This was the third day in a row I’d shot and though the shoulder is recovering I think I was asking a bit much especially with the number of second or third arrows I was having to take.

Due to the nature of the geography I think navigating the course would be very difficult in bad (read wet) weather  or even for parking as I can imagine the field being a bit of a quagmire. Having said that we were lucky as it had been dry for several days before and on the day. In fact the previous week had seen warm sunny days but the welsh hills that morning were a little chilly initially.
This was a small shoot compared with many other NFAS outings with only 50 competitors of mixed classes from homemade bows to the latest compounds.
Like many other courses this was to be a 36 mix 3d and paper with a couple of predator prey and nominate shots.

First Target - wolf in distance

First Target – 3D wolf in  the distance

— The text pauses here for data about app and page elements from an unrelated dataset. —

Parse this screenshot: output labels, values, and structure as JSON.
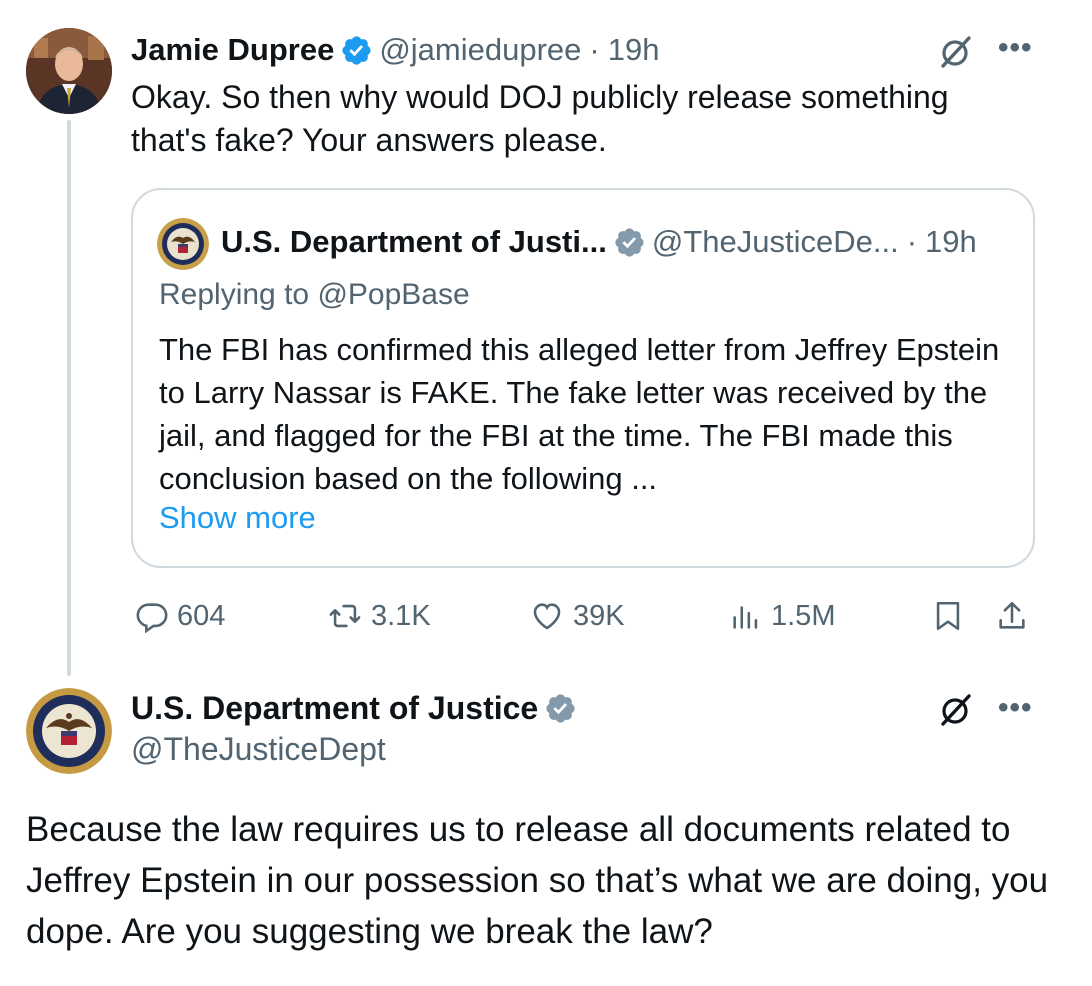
{
  "tweet1": {
    "name": "Jamie Dupree",
    "handle": "@jamiedupree",
    "separator": "·",
    "time": "19h",
    "text": "Okay.  So then why would DOJ publicly release something that's fake?  Your answers please.",
    "avatar_icon": "person-avatar"
  },
  "quote": {
    "name": "U.S. Department of Justi...",
    "handle": "@TheJusticeDe...",
    "separator": "·",
    "time": "19h",
    "replying_prefix": "Replying to ",
    "replying_handle": "@PopBase",
    "text": "The FBI has confirmed this alleged letter from Jeffrey Epstein to Larry Nassar is FAKE. The fake letter was received by the jail, and flagged for the FBI at the time. The FBI made this conclusion based on the following ...",
    "show_more": "Show more",
    "avatar_icon": "doj-seal"
  },
  "actions": {
    "replies": "604",
    "reposts": "3.1K",
    "likes": "39K",
    "views": "1.5M"
  },
  "tweet2": {
    "name": "U.S. Department of Justice",
    "handle": "@TheJusticeDept",
    "text": "Because the law requires us to release all documents related to Jeffrey Epstein in our possession so that’s what we are doing, you dope. Are you suggesting we break the law?",
    "avatar_icon": "doj-seal"
  },
  "colors": {
    "verified_blue": "#1d9bf0",
    "verified_gray": "#829aab",
    "link_blue": "#1d9bf0",
    "secondary_text": "#536471",
    "border": "#cfd9de"
  }
}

We started on peg 31 – a long uphill wolf and yes it was as long as it looked.  The group was Sharon, myself and Dylan who we had shot with previously (about 5 years ago), though he was now shooting bare bow.

First Target - some how I managed to hit it with first arrow

First Target – some how I managed to hit it with first arrow

To say the course was challenging would be an understatement! We had been warned that the course would be difficult and targets might be stretched, but had gone with an open mind (and lots of arrows)
Sharon shooting at Hawk Archers

Sharon shooting at Hawk Archers

The course layers made very good use of the terrain with very few flat shots and lots of use of dead ground. When you combine the distance of the shots, with the geography or elevation of shots and size of the targets I personally think it was too hard. I felt a number of shots were stretched 5-10 yards further than needed.

3D mountian lion on log - yes I blanked this one too

3D mountain lion on a log

Reducing the distance by a little to the targets I think would have made a significant difference. and you would still have had a challenging shot. In all I blanked 3 targets and had way too many 2 or 3 arrows scoring just over 500.

Would I go back?  I loved the woods and the club is very friendly.The only thing that puts me off is the difficulty of the course.

Don’t get me wrong I enjoy a challenging shoot and like the occasional long shot, but good archers win from the red peg, average archers hit sometimes from the red normally from white and the blue is the last chance for an adult to hit. So when the difference in the distance between pegs is only a few feet on a 35-40 yards shot its not very forgiving. Also white pegs are junior pegs as are blue so making them long is not fair on youngsters who have lighter poundage bows.

Sorry this has turned into a bit of a moan and dig at Hawk club, in fairness Hawk aren’t the only club that does this. I’ve seen this issue of stretching targets at a few clubs.

Maybe next time if I go, I’ll have a better idea of what to expect and what the course is likely to be like. The sad thing is that I know some people will have been put off returning because of their experiences which is a real shame as it was a lovely wood and it was a very relaxing shoot partly due to the low numbers and fantastic scenery. I know quite a few people were first time visitors to the wood as it was being talked about in the car park and over the pre shoot bacon butties. I do wonder how many might not return?

As always thanks for reading.